A survival knife is a knife considered to be suited for use in survival situations. Survival knives may vary significantly in the length of the blade and handle. The size and weight of a survival knife primarily depend on whether it will be used as an outdoor or indoor knife, whether it will be primarily used as a utility tool or as a weapon, and its historical use (if any).
Military combat knives, at times called "fighting knives," are usually heavy-bladed fighting weapons with thick handles that assist in handholding during thrusts; they can also function well being thrown by hand.
How long should a Combat knife be?
Combat knives are usually in the range of 5-10 inches long. The length that the combat bowie knife should be will depend on who is holding it. If you are a civilian, then 10in would be fine. But if you were a soldier, which means that chances are there will be other things besides combat attacking your person at any given time, I would recommend an 11-12 in the blade so that you can penetrate past clothing and armor much more easily just in case someone dressed like one show up to assault you.
Some other considerations for blade length would be ease of use; making intricate cuts can't happen with a short fixed blade.
How thick should a Combat knife be?
The thickness of a combat knife (fighting knife) varies by the use to which it is put. The average camper, survival, or hunt rifle should be between 3mm and 8mm. For military forces, a desirable range for combat knives is 10-14mm. Finally, for big game hunting or military personnel engaged in jungle warfare where heavy chopping or slashing would be an issue, blade thickness should not exceed 9 mm at the spine max point.
What is the best steel for Combat knives?
The best steel for a combat knife is usually D2 steel. However, this depends on the intended use of the blade. The most commonly used and best available for everyday knives of all types is ATS-34 cold steel, which has good wear resistance and decent edge geometry retention values. It provides an excellent tradeoff between the ability to keep your blade accessible to sharpen yet able to take a very sharp edge when you change it out periodically.
While other steels are also available on blades today (such as S30V) due partly to popular demand for other qualities such as ease of finishing or corrosion resistance with minimal chromium content so that stainless blades can be made without affecting geometrical properties adversely in hardness or carbon.
Tactical knives and survival knives are similar in many ways, but they also have some key differences. One of the most notable differences between a tactical knife and a combat or survival knife is that the blade on a tactical knife is typically thinner than the blades found on other types of knives. The handle design for every kind of blade can vary significantly as well. Combat knives generally have handles made out of metal with grooves to give you an increased grip during use while still concealing it from view when not using it. Survival knives often come with nylon sheaths that protect against corrosion over time due to exposure to moisture or oxygen. However, this does depend on what material your survival knife uses.
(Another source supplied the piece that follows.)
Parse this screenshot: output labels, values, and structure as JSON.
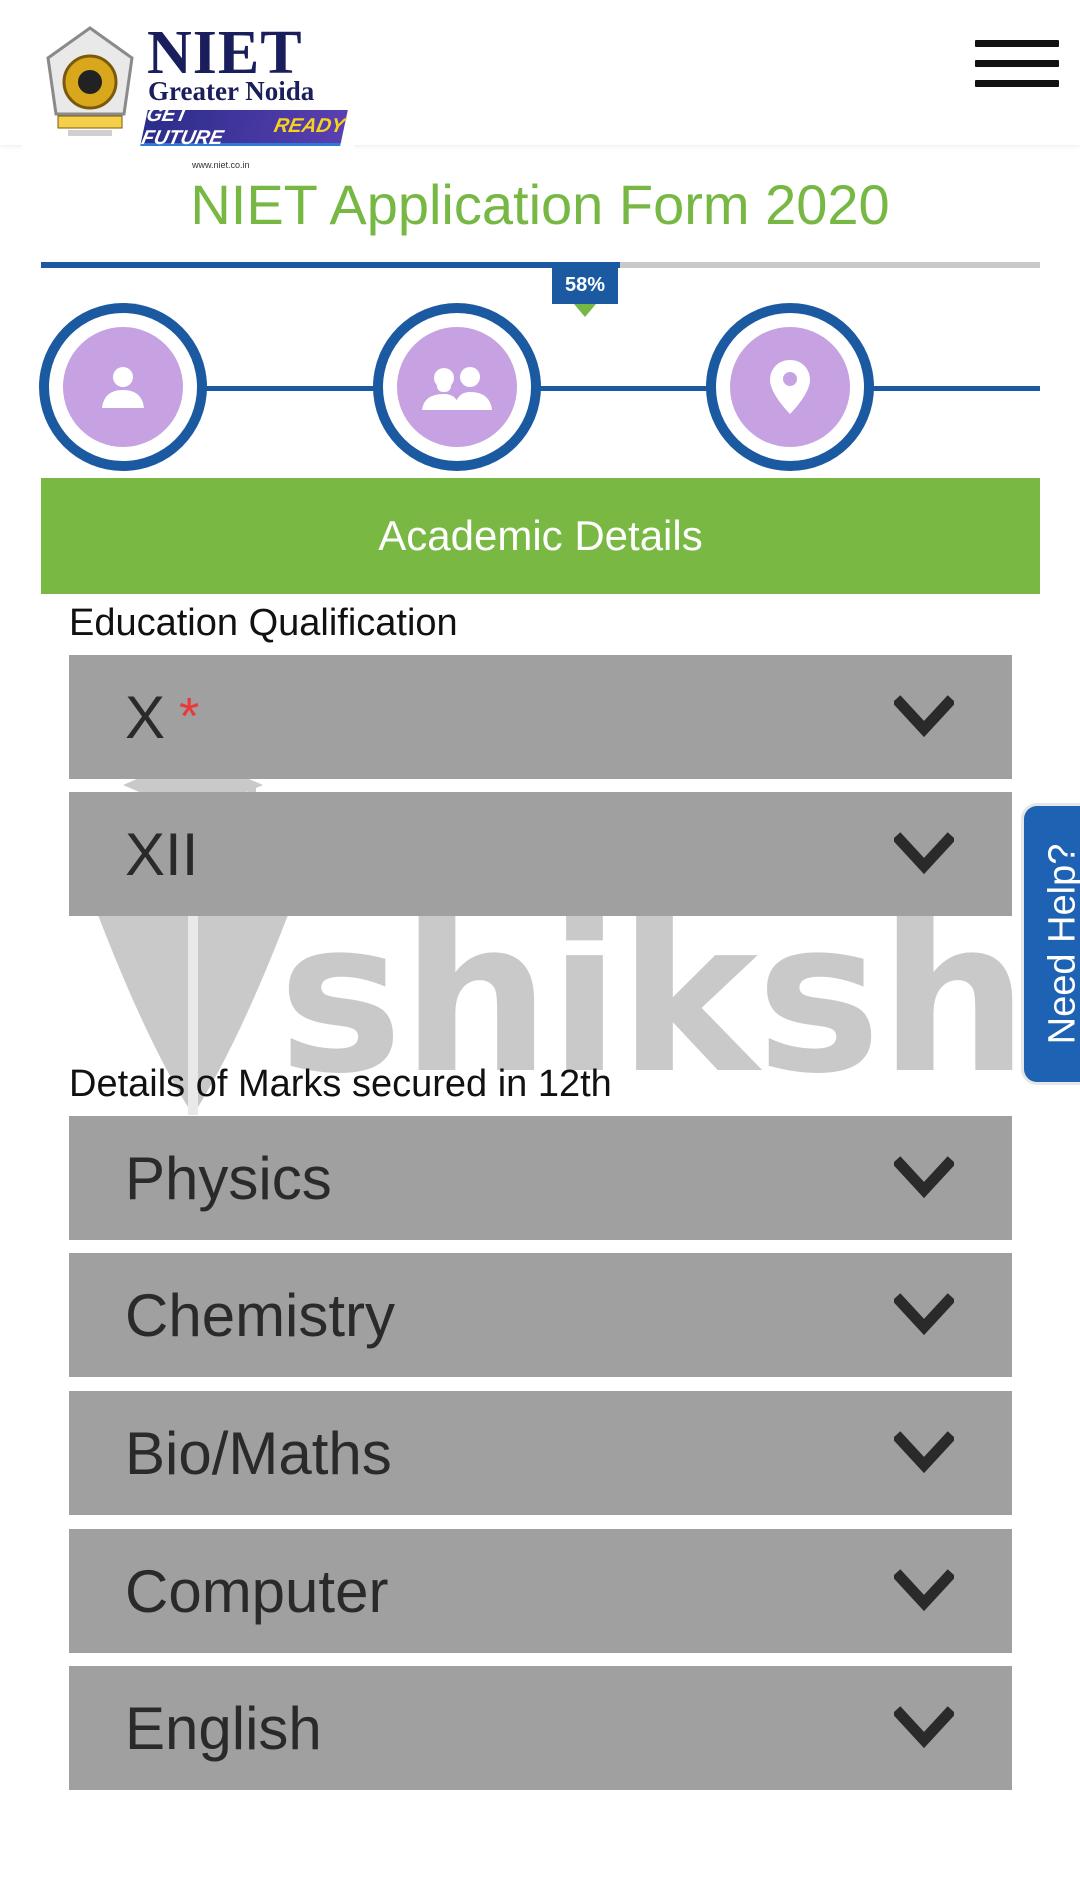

Combat knives are made to be used in combat. They should have a blade that is at least eight inches, and the handle must be thick enough to withstand heavy use. The best steel for these folding knives would depend on your needs, but stainless steel with an alloy content of 12% chromium is a good option if you want something affordable or carbon steel if you're looking for high quality. It's worth noting that most survival knives also double as tactical blades since they too need to hold up against harsh conditions like those found in combat zones. Most people prefer survival knives because they come with additional features such as fire starters, compasses, fish hooks, and other tools, making them more versatile than ordinary blades.